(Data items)
□ □ □
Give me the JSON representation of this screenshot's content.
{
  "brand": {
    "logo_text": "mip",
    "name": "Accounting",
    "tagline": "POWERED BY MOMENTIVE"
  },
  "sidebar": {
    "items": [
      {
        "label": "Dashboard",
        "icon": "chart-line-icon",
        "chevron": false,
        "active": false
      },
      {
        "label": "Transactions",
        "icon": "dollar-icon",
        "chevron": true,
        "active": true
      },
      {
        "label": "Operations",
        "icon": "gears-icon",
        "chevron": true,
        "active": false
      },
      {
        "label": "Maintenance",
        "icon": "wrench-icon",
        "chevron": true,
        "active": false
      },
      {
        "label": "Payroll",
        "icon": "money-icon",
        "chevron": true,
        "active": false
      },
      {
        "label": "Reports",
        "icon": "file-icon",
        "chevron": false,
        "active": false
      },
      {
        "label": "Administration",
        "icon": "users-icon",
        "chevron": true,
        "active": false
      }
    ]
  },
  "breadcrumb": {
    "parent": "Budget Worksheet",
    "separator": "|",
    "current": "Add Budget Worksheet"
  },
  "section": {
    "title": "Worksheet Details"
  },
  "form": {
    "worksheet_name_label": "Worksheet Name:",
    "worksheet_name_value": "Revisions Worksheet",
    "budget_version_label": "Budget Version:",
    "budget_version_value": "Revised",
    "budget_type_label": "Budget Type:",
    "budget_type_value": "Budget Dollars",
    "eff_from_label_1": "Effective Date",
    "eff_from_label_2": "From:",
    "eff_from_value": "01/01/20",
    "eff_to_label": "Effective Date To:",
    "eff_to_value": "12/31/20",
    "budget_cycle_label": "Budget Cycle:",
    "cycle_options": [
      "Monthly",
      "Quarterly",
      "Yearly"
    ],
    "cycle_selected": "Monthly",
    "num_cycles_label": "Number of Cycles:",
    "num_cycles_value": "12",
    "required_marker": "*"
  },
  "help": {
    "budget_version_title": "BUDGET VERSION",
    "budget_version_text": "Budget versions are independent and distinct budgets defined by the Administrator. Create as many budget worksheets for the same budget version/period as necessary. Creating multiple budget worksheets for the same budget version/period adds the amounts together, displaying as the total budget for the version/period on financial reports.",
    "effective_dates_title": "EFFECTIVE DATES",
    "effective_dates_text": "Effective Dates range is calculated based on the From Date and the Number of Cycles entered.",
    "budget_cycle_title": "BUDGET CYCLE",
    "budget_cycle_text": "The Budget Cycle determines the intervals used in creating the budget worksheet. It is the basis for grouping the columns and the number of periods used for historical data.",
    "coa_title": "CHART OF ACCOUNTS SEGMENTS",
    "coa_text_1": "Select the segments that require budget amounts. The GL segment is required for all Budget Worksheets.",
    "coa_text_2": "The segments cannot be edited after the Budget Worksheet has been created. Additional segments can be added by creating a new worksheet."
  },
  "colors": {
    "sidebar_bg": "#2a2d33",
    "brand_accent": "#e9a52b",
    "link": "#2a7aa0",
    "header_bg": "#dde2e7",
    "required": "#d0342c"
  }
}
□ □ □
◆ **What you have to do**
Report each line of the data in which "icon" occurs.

◆ **Task answer**
        "icon": "chart-line-icon",
        "icon": "dollar-icon",
        "icon": "gears-icon",
        "icon": "wrench-icon",
        "icon": "money-icon",
        "icon": "file-icon",
        "icon": "users-icon",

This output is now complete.